Survival / Lead-time bias More patients (69%) in the intervention group than in the control group (19%) had Lead Days in the hospital before inclusion.
Mortality: Intervention patients must survive lead days to be referred and included in PACT. Survivors may be healthier and cause a survival bias.
Sum emergency inpatient bed-days: In controls, we count “inpatient days” from the first day of emergency admission. In PACT patients, we start counting from the time of referral to PACT, leaving out emergency Lead days before referral. If left unadjusted, this would bias comparisons towards a lower sum of emergency days in intervention patients.
Mortality risk analyses:
Restricted sub-group analyses to control-patients with a survival time equal to or greater than median Lead-days in the intervention group.
Sum emergency inpatient days:
We adjusted for Lead Days so that effect estimates are independent of prior lead days.
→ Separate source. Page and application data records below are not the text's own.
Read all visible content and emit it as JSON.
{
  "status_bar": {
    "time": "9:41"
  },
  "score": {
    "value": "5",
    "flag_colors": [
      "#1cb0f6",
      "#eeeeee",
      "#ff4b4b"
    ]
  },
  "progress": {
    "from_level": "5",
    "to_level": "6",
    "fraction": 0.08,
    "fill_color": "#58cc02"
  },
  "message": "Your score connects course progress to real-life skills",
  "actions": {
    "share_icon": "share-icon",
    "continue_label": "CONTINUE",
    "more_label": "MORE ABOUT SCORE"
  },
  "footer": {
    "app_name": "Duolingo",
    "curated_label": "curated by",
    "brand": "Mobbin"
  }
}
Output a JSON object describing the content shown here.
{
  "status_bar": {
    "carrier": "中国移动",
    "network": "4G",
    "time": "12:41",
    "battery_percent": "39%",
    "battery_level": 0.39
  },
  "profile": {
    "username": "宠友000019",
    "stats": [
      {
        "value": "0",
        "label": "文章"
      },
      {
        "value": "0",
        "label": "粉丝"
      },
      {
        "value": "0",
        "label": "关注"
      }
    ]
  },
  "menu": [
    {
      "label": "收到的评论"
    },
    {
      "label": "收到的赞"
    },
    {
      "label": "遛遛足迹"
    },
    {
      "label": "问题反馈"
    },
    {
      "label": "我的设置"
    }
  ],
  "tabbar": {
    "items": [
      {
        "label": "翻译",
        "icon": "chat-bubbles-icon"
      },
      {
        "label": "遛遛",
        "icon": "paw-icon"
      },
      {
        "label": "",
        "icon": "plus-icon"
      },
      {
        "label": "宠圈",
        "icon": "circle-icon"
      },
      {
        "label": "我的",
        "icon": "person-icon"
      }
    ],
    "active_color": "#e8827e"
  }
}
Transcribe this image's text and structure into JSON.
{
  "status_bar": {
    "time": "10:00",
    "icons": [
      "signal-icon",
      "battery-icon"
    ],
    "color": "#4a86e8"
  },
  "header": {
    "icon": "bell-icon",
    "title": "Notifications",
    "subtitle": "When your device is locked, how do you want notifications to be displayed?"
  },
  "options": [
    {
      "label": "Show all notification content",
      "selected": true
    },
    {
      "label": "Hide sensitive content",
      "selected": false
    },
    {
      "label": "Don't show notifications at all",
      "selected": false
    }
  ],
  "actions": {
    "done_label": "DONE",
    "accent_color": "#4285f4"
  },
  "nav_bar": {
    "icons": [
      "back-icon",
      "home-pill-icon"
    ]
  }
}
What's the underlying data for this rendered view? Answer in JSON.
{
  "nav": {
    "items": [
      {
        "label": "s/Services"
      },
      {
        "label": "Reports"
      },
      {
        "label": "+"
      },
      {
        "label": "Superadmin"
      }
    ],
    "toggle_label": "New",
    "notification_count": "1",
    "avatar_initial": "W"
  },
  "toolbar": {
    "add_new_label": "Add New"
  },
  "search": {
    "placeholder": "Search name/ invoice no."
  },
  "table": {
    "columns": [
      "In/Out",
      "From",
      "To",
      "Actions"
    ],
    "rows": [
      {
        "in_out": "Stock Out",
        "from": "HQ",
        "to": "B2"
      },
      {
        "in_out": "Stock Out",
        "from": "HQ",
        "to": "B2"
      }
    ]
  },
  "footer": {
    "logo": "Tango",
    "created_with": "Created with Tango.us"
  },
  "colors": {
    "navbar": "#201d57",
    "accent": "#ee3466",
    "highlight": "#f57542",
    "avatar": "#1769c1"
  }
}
We tried matching on lead-days, which would be the preferred avenue, but we could not find enough matching controls for this.
We restricted analyses of sum emergency bed-days to PACT patients with an index emergency hospitalisation so that both groups add emergency bed-days from their index episode to the 6-month outcome measure.
Indication bias Referral to the PACT intervention is less likely for terminal patients, or patients they judge to be unsuitable for the intervention for other reasons. In the control group, providers are likely to refer all other patients, including terminal patients to emergency admissions who then become eligible to be controls. We have no data, on the judgements made by referring professionals in either group. Adjustment for possible under-referral of terminal patients to the intervention: We used the Elixhauser death risk score and the modified (m)-PARR30 score for both matching and adjustment. The C-statistic was 0,74 and 0,71 for death within six months in a local hospital population for these two predictors respectively.
We made sub-group analyses restricted to control-patients who survived median Lead-days to exclude terminal controls who died in their first few days in the hospital.
We estimated crude mortality risk in intervention patients that the PACT-team excluded since these might include terminal patients.
Healthy selection bias: 69% of the intervention and 100% of the control patient index episodes were linked to an emergency admission. Intervention patients who had no index-episode emergency hospitalisation may be healthier than controls. Sub-group analyses restricted to intervention patients whose index episode was an emergency admission.